The company has recently started offering employees pay incentives based on four areas: component sales, uptime service plans, new equipment sales and recurring or subscription-based sales.

Consistency in staffing has been important as the company responds to bigger changes within the industry. One of those changes, according to Hoober, is the increased utilization of ISOBUS systems.

“Some people look at precision people as just an expense, but we find they really drive business for sales and service…” – Scott Hoober

“The ISOBUS phenomenon has become a big part of what we’re doing here,” Hoober says. “We’re doing a lot of testing, and we’ve found that a lot of ISOBUS equipment is not
created equally.”

The dealership has also seen momentum with Precision Planting sales, quadrupling in the last two years Hoober says. “We hit somewhere around $800,000 in Precision Planting component sales in 2020.”

Going forward, Hoober hopes to further expand on the precision teams’ role as true technology advisors to
the customer.
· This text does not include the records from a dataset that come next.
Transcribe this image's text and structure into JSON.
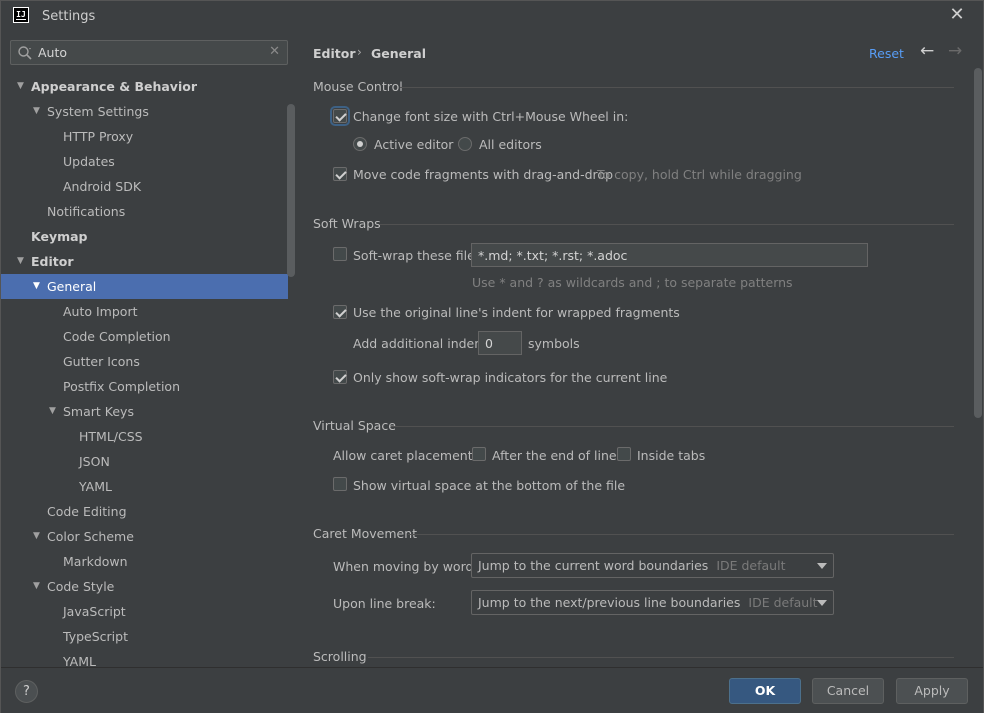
{
  "window": {
    "title": "Settings",
    "app_icon_text": "IJ"
  },
  "search": {
    "value": "Auto",
    "placeholder": ""
  },
  "tree": [
    {
      "label": "Appearance & Behavior",
      "level": 0,
      "arrow": "down",
      "bold": true
    },
    {
      "label": "System Settings",
      "level": 1,
      "arrow": "down"
    },
    {
      "label": "HTTP Proxy",
      "level": 2
    },
    {
      "label": "Updates",
      "level": 2
    },
    {
      "label": "Android SDK",
      "level": 2
    },
    {
      "label": "Notifications",
      "level": 1
    },
    {
      "label": "Keymap",
      "level": 0,
      "bold": true
    },
    {
      "label": "Editor",
      "level": 0,
      "arrow": "down",
      "bold": true
    },
    {
      "label": "General",
      "level": 1,
      "arrow": "down",
      "selected": true
    },
    {
      "label": "Auto Import",
      "level": 2
    },
    {
      "label": "Code Completion",
      "level": 2
    },
    {
      "label": "Gutter Icons",
      "level": 2
    },
    {
      "label": "Postfix Completion",
      "level": 2
    },
    {
      "label": "Smart Keys",
      "level": 2,
      "arrow": "down"
    },
    {
      "label": "HTML/CSS",
      "level": 3
    },
    {
      "label": "JSON",
      "level": 3
    },
    {
      "label": "YAML",
      "level": 3
    },
    {
      "label": "Code Editing",
      "level": 1
    },
    {
      "label": "Color Scheme",
      "level": 1,
      "arrow": "down"
    },
    {
      "label": "Markdown",
      "level": 2
    },
    {
      "label": "Code Style",
      "level": 1,
      "arrow": "down"
    },
    {
      "label": "JavaScript",
      "level": 2
    },
    {
      "label": "TypeScript",
      "level": 2
    },
    {
      "label": "YAML",
      "level": 2
    }
  ],
  "header": {
    "crumb_1": "Editor",
    "crumb_sep": "›",
    "crumb_2": "General",
    "reset": "Reset",
    "back": "←",
    "forward": "→"
  },
  "mouse_control": {
    "title": "Mouse Control",
    "change_font": "Change font size with Ctrl+Mouse Wheel in:",
    "change_font_checked": true,
    "active_editor": "Active editor",
    "all_editors": "All editors",
    "selected_scope": "active",
    "drag_drop": "Move code fragments with drag-and-drop",
    "drag_drop_checked": true,
    "drag_drop_hint": "To copy, hold Ctrl while dragging"
  },
  "soft_wraps": {
    "title": "Soft Wraps",
    "soft_wrap_files": "Soft-wrap these files:",
    "soft_wrap_files_checked": false,
    "patterns": "*.md; *.txt; *.rst; *.adoc",
    "patterns_hint": "Use * and ? as wildcards and ; to separate patterns",
    "original_indent": "Use the original line's indent for wrapped fragments",
    "original_indent_checked": true,
    "additional_indent": "Add additional indent:",
    "additional_indent_value": "0",
    "symbols": "symbols",
    "only_show_indicators": "Only show soft-wrap indicators for the current line",
    "only_show_indicators_checked": true
  },
  "virtual_space": {
    "title": "Virtual Space",
    "caret_placement": "Allow caret placement:",
    "after_end": "After the end of line",
    "after_end_checked": false,
    "inside_tabs": "Inside tabs",
    "inside_tabs_checked": false,
    "show_bottom": "Show virtual space at the bottom of the file",
    "show_bottom_checked": false
  },
  "caret_movement": {
    "title": "Caret Movement",
    "moving_words": "When moving by words:",
    "moving_words_value": "Jump to the current word boundaries",
    "moving_words_sub": "IDE default",
    "line_break": "Upon line break:",
    "line_break_value": "Jump to the next/previous line boundaries",
    "line_break_sub": "IDE default"
  },
  "scrolling": {
    "title": "Scrolling"
  },
  "footer": {
    "help": "?",
    "ok": "OK",
    "cancel": "Cancel",
    "apply": "Apply"
  },
  "colors": {
    "accent": "#4b6eaf",
    "link": "#589df6",
    "primary_button": "#365880",
    "background": "#3c3f41"
  }
}
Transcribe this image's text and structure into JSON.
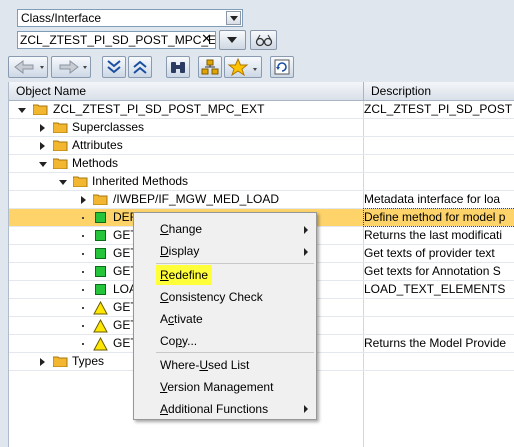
{
  "selector": {
    "value": "Class/Interface"
  },
  "object_input": {
    "value": "ZCL_ZTEST_PI_SD_POST_MPC_E",
    "clear_symbol": "✕"
  },
  "grid": {
    "headers": {
      "name": "Object Name",
      "description": "Description"
    },
    "rows": [
      {
        "name": "ZCL_ZTEST_PI_SD_POST_MPC_EXT",
        "desc": "ZCL_ZTEST_PI_SD_POST"
      },
      {
        "name": "Superclasses",
        "desc": ""
      },
      {
        "name": "Attributes",
        "desc": ""
      },
      {
        "name": "Methods",
        "desc": ""
      },
      {
        "name": "Inherited Methods",
        "desc": ""
      },
      {
        "name": "/IWBEP/IF_MGW_MED_LOAD",
        "desc": "Metadata interface for loa"
      },
      {
        "name": "DEF",
        "desc": "Define method for model p"
      },
      {
        "name": "GET",
        "desc": "Returns the last modificati"
      },
      {
        "name": "GET",
        "desc": "Get texts of provider text"
      },
      {
        "name": "GET",
        "desc": "Get texts for Annotation S"
      },
      {
        "name": "LOA",
        "desc": "LOAD_TEXT_ELEMENTS"
      },
      {
        "name": "GET",
        "desc": ""
      },
      {
        "name": "GET",
        "desc": ""
      },
      {
        "name": "GET",
        "desc": "Returns the Model Provide"
      },
      {
        "name": "Types",
        "desc": ""
      }
    ]
  },
  "context_menu": {
    "items": [
      {
        "pre": "",
        "u": "C",
        "post": "hange"
      },
      {
        "pre": "",
        "u": "D",
        "post": "isplay"
      },
      {
        "pre": "",
        "u": "R",
        "post": "edefine"
      },
      {
        "pre": "",
        "u": "C",
        "post": "onsistency Check"
      },
      {
        "pre": "A",
        "u": "c",
        "post": "tivate"
      },
      {
        "pre": "Co",
        "u": "p",
        "post": "y..."
      },
      {
        "pre": "Where-",
        "u": "U",
        "post": "sed List"
      },
      {
        "pre": "",
        "u": "V",
        "post": "ersion Management"
      },
      {
        "pre": "",
        "u": "A",
        "post": "dditional Functions"
      }
    ]
  },
  "colors": {
    "selected_row": "#fdd36a",
    "highlight": "#ffff3a",
    "status_ok": "#25c43b",
    "status_warn": "#ffe800"
  }
}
“As information becomes easier to visualize and transmit, we can become better advisors than we are currently,” he says. “Some of that information will come from places other than dealers, but we can help get that information to the customer faster and in a more usable form than today.”